Parents are always responsible for their children. For the most part, they are their child’s legal guardian and make decisions regarding a child’s welfare, education, and health. In fact, parents with autism are also responsible for making decisions regarding their children’s therapy. Choosing what foods your child eats, what schools they attend, and what type of therapy they receive is something that comes with being a parent of a child with autism. However, what happens when a child turns 18? In the United States, anyone who is 18 or older is considered an adult, regardless of whether or not they have a developmental disability. Therefore, if you are concerned about being able to still make decisions for a child who is over 18 that has autism or some other developmental disability, here are a few things you should be aware of.
Rights And Responsibilities Of Adults
As adults, we all have rights and responsibilities. Adults typically make their own decisions as it relates to money, health care, and living situations. In fact, if an 18-year-old adult with autism rejects medical care, the medical professionals must abide by the 18-year-old’s decisions. As a result, adults with autism face extreme difficulty when it comes to making decisions on their own. They may not be able to fully comprehend the intricacies that come with managing finances, choosing proper health care, and finding a place to live. A lot of these decisions had always been conducted by their parent which allowed them to not have to worry about these things even as they matured. However, since autism is such a wide-ranging disorder with people all over the spectrum, there are certain people with autism who are able to handle making more decisions than others. For instance, maybe your adult child is fully able to make their own doctor and therapy appointments but is unable to handle more complicated things such as taxes and other financial decisions. Whatever the case may be, becoming a legal guardian for your adult child may be in the best interests of everyone involved.
Full Legal Guardianship
To help parents ensure that their adult children are protected, the federal government, as well as individual states, have caretaker options that can be customized and tailored to the specific needs of your adult child. In fact, the most intensive option available is to become a full legal guardian of your adult child. As a result, you are able to make all the decisions regarding your adult child who has autism. While this is often the solution for those whose adult children have a really difficult time with making even the most mundane decision, it isn’t always the best option. It is critical that parents begin to examine the various options available and consider the specific needs of their adult children when it comes to making decisions on their behalf.
Seek Therapy And Counseling Services Through The Family Service Foundation, Inc.
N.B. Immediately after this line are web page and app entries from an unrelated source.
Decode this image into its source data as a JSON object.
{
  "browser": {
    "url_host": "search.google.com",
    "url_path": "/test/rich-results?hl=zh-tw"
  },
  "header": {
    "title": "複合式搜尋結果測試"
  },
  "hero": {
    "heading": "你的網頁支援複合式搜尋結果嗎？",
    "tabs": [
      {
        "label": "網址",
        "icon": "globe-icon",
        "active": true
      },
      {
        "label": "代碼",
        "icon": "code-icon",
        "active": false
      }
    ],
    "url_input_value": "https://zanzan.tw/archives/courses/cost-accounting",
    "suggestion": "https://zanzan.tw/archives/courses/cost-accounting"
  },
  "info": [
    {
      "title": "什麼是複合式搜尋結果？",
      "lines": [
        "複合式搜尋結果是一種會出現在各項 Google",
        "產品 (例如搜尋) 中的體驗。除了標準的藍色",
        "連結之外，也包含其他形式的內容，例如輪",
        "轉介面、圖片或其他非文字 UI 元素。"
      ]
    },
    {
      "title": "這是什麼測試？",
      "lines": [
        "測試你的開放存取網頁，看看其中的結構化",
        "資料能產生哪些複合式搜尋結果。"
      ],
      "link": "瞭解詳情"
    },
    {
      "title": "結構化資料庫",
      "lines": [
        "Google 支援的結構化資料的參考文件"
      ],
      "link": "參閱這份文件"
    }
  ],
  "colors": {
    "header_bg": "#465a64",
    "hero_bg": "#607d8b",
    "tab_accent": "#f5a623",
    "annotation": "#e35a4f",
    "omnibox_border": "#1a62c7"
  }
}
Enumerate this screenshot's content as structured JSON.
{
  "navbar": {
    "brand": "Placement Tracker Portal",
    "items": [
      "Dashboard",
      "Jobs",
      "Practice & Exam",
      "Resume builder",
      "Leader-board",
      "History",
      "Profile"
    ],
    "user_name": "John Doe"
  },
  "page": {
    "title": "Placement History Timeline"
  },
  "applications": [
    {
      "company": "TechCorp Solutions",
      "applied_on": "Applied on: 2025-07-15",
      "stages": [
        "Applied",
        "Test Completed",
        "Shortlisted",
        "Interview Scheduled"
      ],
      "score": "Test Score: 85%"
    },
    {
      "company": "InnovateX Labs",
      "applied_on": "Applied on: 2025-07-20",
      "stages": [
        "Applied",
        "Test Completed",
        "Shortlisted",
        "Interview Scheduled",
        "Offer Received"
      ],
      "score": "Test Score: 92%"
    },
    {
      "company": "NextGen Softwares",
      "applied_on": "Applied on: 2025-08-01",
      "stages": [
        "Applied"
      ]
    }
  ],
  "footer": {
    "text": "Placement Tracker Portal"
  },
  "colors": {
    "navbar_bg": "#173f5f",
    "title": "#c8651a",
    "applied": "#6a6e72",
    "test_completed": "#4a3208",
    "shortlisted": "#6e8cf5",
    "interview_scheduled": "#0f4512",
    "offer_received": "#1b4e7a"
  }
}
If your adult child is struggling with autism or any other developmental disability and looking for someone to help them with their symptoms, contact a professional at Family Service Foundation, Inc. We offer outpatient mental health clinic services from trained staff who are passionate about helping all of their clients. We are committed to encouraging growth, changing lives, and enriching the community around us. If you are looking for help, give us a call at (301) 459-2121 or visit us online. For more tips on getting over grief, follow us on Facebook, YouTube, Twitter, Pinterest, and Google+.